Content starts
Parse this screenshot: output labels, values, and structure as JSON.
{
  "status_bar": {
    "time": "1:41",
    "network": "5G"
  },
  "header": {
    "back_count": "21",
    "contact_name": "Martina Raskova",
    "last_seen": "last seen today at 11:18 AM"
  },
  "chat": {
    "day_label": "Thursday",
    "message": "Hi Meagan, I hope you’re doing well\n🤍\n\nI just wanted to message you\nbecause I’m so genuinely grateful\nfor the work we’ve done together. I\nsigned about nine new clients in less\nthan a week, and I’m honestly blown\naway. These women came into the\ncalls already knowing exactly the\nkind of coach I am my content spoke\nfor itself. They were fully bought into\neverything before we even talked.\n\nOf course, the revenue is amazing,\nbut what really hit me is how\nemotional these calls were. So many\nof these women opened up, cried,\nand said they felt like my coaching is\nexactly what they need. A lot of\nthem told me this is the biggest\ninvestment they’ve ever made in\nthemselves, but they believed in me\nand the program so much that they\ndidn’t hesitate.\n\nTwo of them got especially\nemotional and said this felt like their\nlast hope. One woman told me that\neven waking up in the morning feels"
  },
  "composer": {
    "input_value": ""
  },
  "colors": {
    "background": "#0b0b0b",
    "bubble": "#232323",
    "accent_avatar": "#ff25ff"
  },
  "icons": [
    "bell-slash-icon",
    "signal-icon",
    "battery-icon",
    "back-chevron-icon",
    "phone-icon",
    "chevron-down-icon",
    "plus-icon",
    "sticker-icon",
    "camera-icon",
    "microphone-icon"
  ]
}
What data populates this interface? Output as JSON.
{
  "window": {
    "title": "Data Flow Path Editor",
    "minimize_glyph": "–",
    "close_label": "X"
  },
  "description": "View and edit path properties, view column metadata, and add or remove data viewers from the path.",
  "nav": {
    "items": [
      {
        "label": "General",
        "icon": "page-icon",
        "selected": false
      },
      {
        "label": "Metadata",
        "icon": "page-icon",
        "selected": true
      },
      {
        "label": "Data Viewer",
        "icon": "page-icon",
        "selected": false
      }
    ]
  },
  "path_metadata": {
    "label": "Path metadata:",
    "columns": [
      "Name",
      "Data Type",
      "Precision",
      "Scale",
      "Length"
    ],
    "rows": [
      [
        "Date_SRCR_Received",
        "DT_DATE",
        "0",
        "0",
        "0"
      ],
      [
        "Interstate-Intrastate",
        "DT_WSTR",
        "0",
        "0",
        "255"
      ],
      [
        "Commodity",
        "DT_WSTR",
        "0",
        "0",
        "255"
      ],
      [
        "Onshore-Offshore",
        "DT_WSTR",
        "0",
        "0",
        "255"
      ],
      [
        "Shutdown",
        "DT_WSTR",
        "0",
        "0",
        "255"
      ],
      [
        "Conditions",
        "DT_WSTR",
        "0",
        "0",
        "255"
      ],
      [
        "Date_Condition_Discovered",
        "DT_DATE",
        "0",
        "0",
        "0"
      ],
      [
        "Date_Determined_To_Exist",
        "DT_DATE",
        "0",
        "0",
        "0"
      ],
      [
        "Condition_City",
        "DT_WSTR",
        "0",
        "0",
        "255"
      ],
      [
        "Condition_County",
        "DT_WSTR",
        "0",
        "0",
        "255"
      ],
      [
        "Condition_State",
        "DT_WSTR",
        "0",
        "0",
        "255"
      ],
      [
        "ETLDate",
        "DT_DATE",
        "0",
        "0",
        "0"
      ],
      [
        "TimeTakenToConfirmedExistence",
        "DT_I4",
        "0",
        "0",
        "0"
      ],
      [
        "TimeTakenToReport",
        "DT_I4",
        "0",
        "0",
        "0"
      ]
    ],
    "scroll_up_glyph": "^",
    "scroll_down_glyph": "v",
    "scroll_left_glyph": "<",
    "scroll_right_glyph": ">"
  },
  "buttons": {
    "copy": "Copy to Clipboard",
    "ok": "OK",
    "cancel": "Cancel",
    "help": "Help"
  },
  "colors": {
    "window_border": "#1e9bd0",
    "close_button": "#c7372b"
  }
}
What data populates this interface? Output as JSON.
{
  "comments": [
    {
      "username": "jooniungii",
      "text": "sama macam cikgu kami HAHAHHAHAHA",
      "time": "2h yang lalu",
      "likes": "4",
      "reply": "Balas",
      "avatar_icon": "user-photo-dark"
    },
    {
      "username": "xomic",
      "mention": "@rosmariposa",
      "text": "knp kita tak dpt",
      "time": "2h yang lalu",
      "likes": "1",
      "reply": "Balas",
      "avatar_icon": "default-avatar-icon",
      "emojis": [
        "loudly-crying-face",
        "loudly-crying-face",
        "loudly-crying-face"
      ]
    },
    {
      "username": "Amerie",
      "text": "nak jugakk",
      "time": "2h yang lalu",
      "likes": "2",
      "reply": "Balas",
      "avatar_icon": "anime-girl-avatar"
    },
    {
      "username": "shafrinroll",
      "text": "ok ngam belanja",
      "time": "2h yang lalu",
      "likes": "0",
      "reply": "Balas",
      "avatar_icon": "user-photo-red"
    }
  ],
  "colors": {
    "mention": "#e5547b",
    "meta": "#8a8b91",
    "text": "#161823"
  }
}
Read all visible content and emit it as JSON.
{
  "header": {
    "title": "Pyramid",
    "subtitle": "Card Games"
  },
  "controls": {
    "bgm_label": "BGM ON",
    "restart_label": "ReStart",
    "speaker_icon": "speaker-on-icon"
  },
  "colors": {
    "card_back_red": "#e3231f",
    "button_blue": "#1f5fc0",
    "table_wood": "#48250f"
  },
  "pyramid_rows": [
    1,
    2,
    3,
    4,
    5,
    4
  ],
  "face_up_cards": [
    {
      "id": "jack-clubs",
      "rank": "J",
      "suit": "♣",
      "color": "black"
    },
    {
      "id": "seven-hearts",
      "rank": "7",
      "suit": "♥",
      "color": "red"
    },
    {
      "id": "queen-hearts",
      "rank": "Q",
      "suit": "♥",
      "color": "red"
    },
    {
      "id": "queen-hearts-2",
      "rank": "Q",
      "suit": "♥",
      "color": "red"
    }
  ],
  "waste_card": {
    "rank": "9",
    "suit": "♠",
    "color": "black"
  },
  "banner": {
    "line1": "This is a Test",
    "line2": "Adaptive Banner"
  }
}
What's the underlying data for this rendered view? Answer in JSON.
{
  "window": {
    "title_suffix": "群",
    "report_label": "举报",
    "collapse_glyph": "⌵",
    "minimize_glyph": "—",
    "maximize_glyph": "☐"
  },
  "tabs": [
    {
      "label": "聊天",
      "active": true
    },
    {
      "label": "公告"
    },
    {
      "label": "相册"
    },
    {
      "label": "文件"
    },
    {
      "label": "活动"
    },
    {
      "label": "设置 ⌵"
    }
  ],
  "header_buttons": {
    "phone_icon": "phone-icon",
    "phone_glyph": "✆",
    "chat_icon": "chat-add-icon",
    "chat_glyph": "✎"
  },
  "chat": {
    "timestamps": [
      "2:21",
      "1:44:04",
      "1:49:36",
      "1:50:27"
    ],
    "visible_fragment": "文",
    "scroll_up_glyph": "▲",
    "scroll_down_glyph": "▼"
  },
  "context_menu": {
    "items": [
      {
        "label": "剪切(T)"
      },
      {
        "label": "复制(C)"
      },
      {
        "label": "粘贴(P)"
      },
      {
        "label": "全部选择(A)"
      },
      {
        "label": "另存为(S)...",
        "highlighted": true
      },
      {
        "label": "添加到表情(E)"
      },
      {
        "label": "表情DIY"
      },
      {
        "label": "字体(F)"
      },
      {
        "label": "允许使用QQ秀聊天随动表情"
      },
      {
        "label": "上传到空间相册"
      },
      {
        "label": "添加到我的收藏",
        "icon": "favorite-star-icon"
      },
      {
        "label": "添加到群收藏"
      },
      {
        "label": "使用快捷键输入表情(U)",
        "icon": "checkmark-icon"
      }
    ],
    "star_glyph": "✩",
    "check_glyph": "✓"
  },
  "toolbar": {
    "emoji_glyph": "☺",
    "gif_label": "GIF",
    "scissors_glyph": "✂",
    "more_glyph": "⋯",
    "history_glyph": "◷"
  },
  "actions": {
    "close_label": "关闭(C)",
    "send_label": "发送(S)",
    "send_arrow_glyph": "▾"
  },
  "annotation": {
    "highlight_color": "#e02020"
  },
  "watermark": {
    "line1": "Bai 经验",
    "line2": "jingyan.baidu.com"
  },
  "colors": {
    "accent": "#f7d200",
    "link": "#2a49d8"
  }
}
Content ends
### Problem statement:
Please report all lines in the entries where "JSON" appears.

### Task result:
Parse this screenshot: output labels, values, and structure as JSON.
What data populates this interface? Output as JSON.
What data populates this interface? Output as JSON.
Read all visible content and emit it as JSON.
What's the underlying data for this rendered view? Answer in JSON.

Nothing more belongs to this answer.